Task to carry out » Could you count the lines in the entries beneath that hold the word "JSON"? Respond with the number alone.

(Stored entries)
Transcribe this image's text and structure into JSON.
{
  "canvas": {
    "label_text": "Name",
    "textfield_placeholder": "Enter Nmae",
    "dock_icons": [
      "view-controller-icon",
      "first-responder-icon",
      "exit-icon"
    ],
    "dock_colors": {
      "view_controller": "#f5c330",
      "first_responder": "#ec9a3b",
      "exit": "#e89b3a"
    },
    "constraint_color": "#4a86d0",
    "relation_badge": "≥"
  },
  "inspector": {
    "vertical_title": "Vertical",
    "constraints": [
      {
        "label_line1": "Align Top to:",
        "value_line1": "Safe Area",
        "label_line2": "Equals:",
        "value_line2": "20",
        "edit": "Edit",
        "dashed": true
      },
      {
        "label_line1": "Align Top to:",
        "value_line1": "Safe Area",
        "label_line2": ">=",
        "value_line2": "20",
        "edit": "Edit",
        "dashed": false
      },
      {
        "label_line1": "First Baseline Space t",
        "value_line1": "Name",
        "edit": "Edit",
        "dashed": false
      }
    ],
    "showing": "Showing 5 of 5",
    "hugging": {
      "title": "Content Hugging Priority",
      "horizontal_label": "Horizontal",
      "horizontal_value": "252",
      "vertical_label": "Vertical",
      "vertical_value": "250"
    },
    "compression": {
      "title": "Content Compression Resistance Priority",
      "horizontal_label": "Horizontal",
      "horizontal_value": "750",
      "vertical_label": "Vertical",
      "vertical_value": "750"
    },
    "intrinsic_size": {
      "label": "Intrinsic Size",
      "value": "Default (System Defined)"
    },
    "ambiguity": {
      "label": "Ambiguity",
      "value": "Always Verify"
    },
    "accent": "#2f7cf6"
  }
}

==

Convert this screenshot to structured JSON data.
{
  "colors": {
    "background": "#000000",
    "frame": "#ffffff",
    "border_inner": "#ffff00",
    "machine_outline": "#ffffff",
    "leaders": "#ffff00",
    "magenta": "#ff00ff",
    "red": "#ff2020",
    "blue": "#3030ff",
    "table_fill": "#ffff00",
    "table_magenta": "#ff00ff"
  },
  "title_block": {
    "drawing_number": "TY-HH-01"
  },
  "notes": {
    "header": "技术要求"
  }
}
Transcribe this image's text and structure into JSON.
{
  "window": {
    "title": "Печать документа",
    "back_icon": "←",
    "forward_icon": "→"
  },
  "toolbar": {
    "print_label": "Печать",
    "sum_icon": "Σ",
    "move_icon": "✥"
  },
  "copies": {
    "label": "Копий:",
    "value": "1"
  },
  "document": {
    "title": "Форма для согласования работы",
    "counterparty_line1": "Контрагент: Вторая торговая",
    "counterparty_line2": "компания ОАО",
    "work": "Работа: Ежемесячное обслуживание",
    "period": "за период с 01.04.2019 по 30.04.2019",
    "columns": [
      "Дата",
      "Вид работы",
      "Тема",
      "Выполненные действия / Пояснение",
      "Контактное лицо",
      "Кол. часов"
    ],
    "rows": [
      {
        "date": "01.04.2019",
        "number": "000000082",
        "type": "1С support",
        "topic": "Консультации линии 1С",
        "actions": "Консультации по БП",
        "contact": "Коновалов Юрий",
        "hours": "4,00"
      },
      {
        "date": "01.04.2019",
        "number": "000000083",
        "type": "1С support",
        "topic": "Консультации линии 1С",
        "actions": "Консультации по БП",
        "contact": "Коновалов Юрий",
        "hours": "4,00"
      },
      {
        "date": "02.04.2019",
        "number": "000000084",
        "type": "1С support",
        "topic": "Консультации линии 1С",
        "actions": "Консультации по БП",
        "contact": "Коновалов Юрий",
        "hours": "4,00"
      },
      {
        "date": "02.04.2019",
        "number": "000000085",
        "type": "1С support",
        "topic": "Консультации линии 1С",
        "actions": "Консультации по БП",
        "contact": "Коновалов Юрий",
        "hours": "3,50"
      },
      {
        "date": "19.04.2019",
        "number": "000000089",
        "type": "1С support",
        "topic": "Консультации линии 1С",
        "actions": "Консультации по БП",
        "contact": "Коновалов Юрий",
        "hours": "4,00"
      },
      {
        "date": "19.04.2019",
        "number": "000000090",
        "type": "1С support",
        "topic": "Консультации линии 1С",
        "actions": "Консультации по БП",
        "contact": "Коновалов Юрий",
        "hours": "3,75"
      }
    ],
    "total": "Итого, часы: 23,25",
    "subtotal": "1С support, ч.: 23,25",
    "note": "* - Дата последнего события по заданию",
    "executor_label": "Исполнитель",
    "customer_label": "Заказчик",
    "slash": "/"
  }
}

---

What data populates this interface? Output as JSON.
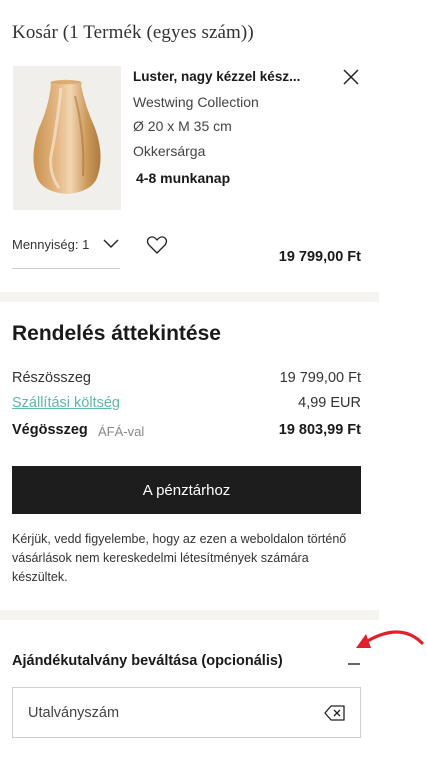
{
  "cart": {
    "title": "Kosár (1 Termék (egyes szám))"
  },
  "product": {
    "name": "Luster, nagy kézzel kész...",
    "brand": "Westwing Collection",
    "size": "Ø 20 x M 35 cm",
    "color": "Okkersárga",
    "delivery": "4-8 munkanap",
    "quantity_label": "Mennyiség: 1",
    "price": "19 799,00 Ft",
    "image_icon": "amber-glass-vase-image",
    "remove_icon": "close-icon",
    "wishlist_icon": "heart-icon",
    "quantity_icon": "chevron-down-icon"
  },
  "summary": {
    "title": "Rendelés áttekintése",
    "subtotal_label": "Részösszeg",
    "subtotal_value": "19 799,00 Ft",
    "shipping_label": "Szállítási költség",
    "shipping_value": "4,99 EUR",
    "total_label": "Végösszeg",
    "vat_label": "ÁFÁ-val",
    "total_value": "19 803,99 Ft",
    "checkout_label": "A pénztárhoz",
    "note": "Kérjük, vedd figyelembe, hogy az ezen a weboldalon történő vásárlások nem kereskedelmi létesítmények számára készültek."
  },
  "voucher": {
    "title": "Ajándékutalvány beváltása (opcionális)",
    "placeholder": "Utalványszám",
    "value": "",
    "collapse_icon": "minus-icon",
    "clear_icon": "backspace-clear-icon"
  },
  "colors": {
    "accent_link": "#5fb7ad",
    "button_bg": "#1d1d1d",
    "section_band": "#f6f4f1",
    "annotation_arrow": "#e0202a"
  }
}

Written reply » 4